### Work request
Print the data that follows exactly, leaving nothing out.

(Items from an interface collection)
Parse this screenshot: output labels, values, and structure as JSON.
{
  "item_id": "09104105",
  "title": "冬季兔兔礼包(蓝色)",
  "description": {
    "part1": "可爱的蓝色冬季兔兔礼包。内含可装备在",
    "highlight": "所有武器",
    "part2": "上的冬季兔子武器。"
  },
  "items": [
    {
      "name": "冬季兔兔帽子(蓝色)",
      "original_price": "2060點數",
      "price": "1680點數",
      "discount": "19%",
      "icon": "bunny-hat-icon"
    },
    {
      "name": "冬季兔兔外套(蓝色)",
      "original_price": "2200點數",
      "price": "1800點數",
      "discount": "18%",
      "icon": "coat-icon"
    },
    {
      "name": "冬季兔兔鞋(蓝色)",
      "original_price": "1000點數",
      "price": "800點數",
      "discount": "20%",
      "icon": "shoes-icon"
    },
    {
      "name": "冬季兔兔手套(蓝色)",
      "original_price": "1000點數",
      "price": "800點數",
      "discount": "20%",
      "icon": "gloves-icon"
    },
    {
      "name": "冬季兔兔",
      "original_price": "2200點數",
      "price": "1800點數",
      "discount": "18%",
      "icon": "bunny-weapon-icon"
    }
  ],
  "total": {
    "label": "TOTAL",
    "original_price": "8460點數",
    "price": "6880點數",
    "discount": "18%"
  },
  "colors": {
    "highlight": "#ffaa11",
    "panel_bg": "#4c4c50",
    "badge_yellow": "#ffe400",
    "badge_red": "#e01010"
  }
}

### Solution to this exercise
Parse this screenshot: output labels, values, and structure as JSON.
{
  "item_id": "09104105",
  "title": "冬季兔兔礼包(蓝色)",
  "description": {
    "part1": "可爱的蓝色冬季兔兔礼包。内含可装备在",
    "highlight": "所有武器",
    "part2": "上的冬季兔子武器。"
  },
  "items": [
    {
      "name": "冬季兔兔帽子(蓝色)",
      "original_price": "2060點數",
      "price": "1680點數",
      "discount": "19%",
      "icon": "bunny-hat-icon"
    },
    {
      "name": "冬季兔兔外套(蓝色)",
      "original_price": "2200點數",
      "price": "1800點數",
      "discount": "18%",
      "icon": "coat-icon"
    },
    {
      "name": "冬季兔兔鞋(蓝色)",
      "original_price": "1000點數",
      "price": "800點數",
      "discount": "20%",
      "icon": "shoes-icon"
    },
    {
      "name": "冬季兔兔手套(蓝色)",
      "original_price": "1000點數",
      "price": "800點數",
      "discount": "20%",
      "icon": "gloves-icon"
    },
    {
      "name": "冬季兔兔",
      "original_price": "2200點數",
      "price": "1800點數",
      "discount": "18%",
      "icon": "bunny-weapon-icon"
    }
  ],
  "total": {
    "label": "TOTAL",
    "original_price": "8460點數",
    "price": "6880點數",
    "discount": "18%"
  },
  "colors": {
    "highlight": "#ffaa11",
    "panel_bg": "#4c4c50",
    "badge_yellow": "#ffe400",
    "badge_red": "#e01010"
  }
}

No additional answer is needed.